Seven papers from the Dublin Festival of History, International Viking Seminar 2023
Professor Eska offers a comparative analysis of early Irish and British legal texts and contextualizes them within broader legal traditions.
A series of papers dealing with medieval manuscripts from Ireland.
The Templar presence in Ireland was far less nationalistic than has often been supposed – the international order had its own unique agenda.
This book looks at what happened in Ireland when someone died an unusual death in Ireland between the years 1257 and 1344.
This book offers an English translation of a medieval account of Saint Enda of Aran, a significant figure in early Irish Christianity.
Joint discussion about medieval Iceland and Ireland, and Brehon Law and early Icelandic Law, showing how justice, society, free markets, and lawmaking worked without centralized power.
This paper will consider how the Gaelic aristocracy interacted with ‘European’ affairs in this period.
Lecture focusing on Armagh Robinson MS A – the oldest manuscript of Conall Mag Eochagáin’s English translation of Irish Annals
During the eighth and ninth centuries, Irish clergymen and theologians such as Virgil of Salzburg, Dicuil, Sedulius Scottus, and John Scottus Eriugena were drawn to the courts of the Carolingian kings and emperors.
Two men buried in a medieval graveyard in Ireland had a genetic condition called Multiple Osteochondromas, which causes benign bone tumours. One of the disease mutations is a new discovery, so this is the first time such information has been unlocked from ancient genomic data.
On this episode of Scotichronicast, Dr. Kate Buchanan is joined by Dr. Russell Ó Ríagáin to discuss his work on early manuscripts and the shared history between Ireland and Scotland surrounding Dal Riata.
It is considered by many to be the most beautiful book created in the Middle Ages, perhaps the most beautiful book ever made.
Three fifteenth-century bronze bells which once hung at St Mary’s Abbey Church near Dublin have been donated to the National Museum of Ireland.
The American Society For Irish Medieval Studies (ASIMS) has announced its inaugural Undergraduate Prizes for Diversity in Irish Medieval Studies.

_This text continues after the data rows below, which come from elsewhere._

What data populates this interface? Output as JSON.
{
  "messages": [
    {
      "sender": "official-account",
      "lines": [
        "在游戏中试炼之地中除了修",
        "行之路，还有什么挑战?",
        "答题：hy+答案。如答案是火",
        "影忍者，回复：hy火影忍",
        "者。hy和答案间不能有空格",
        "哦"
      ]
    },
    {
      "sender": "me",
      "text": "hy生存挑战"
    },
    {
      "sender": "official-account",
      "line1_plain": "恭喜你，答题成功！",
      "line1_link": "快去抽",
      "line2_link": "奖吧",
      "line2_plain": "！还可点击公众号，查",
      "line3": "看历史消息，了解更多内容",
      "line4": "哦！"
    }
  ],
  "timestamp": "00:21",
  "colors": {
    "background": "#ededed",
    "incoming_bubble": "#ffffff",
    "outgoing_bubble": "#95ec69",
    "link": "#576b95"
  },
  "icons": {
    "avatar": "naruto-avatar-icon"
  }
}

Drawing together results from excavations of later medieval houses in Ireland, incorporating contemporary historical and literary sources, my current research project ‘Home is Where the Heart(h) is’ examines how different people in the past organised their houses and what shaped their decisions. It aims to reveal new understanding of medieval people and the things they used in order to ‘make a house a home’.
What should we understand by town and what should we understand by viking? It is abundantly clear that both of these terms are understood and used in a great variety of ways.
Can botany provide a window to our medieval past? Paper by Fiona MacGowan Given at the BSBI Irish Spring Conference, on March 27,…
Kate Buchanan is joined by Joanna Richardson to discuss Joanna’s journey to studying medieval Scottish history and her work on Edward Bruce and the Scottish Invasion of Ireland.
This book has been donated to University College Cork, where it will be displayed in a Treasures Gallery in the university’s main library.
Aidan O’Sullivan talks about everyday life in medieval Ireland and offers insights into the round house the Experimental Archaeology team built.
Deirdre Sullivan gives an excellent example of bringing the Middle Ages into a Young Adult fantasy in the 2019 novel Perfectly Preventable Deaths.
The story of an Irish monk and his fourteen companions who embarked on a dangerous journey in the fifth century.